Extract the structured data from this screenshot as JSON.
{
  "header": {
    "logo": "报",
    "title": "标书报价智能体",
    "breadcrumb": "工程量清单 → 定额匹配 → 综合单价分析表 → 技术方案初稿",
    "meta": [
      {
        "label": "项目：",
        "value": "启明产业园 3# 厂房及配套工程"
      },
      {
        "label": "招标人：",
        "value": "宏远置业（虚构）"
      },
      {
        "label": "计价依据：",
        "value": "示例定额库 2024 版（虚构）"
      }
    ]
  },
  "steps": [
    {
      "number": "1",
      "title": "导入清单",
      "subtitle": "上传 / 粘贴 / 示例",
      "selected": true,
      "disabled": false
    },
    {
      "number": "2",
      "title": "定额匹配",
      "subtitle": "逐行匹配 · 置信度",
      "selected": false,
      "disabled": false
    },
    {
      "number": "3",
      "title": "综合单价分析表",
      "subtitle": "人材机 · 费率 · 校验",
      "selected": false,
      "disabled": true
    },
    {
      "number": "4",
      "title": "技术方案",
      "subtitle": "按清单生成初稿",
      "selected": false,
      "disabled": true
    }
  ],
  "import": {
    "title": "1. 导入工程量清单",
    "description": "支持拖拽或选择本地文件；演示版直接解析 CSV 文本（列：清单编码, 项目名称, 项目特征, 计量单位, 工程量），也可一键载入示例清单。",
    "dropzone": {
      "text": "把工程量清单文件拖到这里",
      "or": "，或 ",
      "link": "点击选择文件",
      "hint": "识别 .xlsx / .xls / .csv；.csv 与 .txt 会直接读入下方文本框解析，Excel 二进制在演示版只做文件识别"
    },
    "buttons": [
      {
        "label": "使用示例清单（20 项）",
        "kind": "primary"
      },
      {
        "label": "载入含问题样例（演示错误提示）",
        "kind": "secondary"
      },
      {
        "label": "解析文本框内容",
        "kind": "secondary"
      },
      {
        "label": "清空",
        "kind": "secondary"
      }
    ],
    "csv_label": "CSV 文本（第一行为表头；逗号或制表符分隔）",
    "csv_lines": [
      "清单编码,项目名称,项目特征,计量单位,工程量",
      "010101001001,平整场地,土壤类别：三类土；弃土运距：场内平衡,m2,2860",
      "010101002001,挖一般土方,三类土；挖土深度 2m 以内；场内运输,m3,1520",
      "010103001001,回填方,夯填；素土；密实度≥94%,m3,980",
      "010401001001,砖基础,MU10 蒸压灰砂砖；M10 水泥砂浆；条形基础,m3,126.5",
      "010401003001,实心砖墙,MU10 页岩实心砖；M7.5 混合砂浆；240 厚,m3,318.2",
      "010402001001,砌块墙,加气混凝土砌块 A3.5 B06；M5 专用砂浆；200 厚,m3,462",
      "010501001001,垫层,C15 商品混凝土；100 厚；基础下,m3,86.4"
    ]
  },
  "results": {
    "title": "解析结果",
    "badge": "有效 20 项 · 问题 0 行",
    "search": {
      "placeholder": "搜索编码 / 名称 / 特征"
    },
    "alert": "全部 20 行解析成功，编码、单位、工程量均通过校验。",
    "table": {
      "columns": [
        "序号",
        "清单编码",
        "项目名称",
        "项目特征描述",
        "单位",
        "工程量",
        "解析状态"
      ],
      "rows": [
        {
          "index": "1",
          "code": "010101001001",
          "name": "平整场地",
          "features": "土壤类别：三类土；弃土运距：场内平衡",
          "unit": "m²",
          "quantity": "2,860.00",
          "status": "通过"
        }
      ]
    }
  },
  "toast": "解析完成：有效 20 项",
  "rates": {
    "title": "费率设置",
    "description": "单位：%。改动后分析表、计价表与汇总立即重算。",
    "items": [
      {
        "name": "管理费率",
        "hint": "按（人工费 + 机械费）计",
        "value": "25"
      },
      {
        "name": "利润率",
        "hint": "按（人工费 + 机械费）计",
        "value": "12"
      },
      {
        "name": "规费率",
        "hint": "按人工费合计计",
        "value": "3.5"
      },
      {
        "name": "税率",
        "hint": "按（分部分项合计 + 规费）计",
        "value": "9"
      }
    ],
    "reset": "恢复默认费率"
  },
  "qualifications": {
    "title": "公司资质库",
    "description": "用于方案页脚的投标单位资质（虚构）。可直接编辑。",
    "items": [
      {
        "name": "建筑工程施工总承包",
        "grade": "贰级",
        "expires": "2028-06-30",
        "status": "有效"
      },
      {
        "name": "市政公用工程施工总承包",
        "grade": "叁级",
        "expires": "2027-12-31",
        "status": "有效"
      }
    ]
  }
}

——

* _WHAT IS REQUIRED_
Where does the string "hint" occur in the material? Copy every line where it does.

* _RESULT OF THE TASK_
      "hint": "识别 .xlsx / .xls / .csv；.csv 与 .txt 会直接读入下方文本框解析，Excel 二进制在演示版只做文件识别"
        "hint": "按（人工费 + 机械费）计",
        "hint": "按（人工费 + 机械费）计",
        "hint": "按人工费合计计",
        "hint": "按（分部分项合计 + 规费）计",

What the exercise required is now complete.